(Aim of the task):
Examine the records and identify each line that includes the string "into". Copy those lines.

(Data to use):
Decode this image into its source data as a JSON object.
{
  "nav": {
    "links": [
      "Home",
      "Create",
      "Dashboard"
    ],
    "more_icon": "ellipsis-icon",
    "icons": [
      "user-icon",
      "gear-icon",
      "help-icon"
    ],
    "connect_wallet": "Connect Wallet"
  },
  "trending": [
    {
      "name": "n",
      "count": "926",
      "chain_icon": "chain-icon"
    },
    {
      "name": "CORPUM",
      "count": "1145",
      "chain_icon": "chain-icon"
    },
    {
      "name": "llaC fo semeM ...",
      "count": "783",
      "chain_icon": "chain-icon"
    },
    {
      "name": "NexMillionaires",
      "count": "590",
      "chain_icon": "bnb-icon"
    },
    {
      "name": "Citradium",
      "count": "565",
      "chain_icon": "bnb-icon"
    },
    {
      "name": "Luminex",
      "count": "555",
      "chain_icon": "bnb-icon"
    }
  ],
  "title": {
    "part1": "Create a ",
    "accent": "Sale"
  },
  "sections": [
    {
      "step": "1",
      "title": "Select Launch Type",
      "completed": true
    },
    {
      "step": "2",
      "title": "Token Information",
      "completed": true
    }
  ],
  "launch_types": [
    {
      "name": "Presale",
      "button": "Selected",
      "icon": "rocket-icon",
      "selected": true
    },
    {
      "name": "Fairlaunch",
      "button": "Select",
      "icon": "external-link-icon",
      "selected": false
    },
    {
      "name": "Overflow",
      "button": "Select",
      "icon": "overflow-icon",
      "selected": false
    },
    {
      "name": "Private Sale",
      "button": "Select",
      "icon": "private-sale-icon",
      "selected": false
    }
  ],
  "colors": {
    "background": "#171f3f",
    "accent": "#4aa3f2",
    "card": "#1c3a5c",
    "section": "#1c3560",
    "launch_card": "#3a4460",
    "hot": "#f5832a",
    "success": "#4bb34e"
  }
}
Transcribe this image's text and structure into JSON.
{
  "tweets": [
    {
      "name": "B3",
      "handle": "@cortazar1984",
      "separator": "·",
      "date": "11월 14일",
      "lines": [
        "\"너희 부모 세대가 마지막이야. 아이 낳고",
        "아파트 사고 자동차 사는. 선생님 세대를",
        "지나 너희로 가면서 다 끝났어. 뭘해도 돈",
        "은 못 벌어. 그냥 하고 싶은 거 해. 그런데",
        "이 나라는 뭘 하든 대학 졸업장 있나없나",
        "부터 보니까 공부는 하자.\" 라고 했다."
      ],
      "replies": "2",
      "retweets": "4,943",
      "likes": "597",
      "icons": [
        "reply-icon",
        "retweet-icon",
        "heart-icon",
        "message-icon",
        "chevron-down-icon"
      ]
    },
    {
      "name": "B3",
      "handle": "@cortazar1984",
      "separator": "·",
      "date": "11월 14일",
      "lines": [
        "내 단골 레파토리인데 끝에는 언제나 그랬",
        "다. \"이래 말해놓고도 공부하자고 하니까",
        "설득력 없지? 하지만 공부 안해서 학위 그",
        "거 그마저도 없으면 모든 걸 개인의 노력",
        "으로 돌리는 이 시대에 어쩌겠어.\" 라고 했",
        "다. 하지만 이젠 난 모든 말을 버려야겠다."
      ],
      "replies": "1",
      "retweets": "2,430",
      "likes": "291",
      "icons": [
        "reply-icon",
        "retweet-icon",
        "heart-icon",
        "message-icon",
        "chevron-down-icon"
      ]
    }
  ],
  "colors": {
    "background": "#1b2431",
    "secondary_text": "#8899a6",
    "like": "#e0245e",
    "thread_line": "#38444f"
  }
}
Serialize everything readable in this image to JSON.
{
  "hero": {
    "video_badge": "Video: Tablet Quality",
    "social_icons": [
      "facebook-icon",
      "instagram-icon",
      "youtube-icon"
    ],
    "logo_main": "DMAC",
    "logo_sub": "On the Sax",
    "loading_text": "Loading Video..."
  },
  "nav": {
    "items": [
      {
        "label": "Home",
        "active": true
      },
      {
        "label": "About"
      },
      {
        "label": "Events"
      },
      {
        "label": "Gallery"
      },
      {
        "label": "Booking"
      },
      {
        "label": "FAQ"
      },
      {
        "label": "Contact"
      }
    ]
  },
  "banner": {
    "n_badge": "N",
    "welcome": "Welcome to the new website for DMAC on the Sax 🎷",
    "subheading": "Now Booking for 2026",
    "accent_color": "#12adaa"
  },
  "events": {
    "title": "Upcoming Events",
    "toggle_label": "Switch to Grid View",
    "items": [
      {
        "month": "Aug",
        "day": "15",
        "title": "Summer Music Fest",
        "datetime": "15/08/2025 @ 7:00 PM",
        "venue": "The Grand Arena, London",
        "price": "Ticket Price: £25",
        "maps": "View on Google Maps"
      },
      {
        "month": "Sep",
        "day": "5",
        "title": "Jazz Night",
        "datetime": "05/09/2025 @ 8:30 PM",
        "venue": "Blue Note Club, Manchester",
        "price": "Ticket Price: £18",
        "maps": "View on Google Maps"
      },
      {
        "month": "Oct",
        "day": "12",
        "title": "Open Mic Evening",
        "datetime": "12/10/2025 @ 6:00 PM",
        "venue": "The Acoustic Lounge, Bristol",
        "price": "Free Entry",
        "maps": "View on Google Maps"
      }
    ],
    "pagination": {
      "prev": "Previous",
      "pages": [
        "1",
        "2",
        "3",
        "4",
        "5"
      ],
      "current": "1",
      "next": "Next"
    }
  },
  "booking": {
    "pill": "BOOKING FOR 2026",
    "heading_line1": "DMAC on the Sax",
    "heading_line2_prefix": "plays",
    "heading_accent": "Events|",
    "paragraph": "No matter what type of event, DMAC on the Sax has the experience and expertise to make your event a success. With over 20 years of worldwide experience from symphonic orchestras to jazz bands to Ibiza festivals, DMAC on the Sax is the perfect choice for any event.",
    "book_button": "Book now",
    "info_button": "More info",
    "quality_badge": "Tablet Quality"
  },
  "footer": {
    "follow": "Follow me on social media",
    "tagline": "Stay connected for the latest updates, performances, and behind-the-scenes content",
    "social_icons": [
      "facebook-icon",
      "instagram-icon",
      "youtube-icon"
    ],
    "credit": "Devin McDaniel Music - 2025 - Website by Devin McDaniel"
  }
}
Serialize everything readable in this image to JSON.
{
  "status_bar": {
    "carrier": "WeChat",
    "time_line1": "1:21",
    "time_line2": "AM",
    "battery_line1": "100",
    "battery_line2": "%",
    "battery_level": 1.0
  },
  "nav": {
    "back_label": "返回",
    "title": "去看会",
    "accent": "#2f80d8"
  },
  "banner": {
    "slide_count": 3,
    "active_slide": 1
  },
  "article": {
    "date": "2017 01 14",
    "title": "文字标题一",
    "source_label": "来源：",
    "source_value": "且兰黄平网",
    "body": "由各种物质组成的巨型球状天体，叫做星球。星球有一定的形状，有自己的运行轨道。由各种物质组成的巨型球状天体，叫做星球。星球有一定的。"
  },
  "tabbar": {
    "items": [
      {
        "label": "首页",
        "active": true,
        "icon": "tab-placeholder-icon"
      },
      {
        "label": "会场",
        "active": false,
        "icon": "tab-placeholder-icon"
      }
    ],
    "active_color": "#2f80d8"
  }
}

(Written solution):
Decode this image into its source data as a JSON object.
Transcribe this image's text and structure into JSON.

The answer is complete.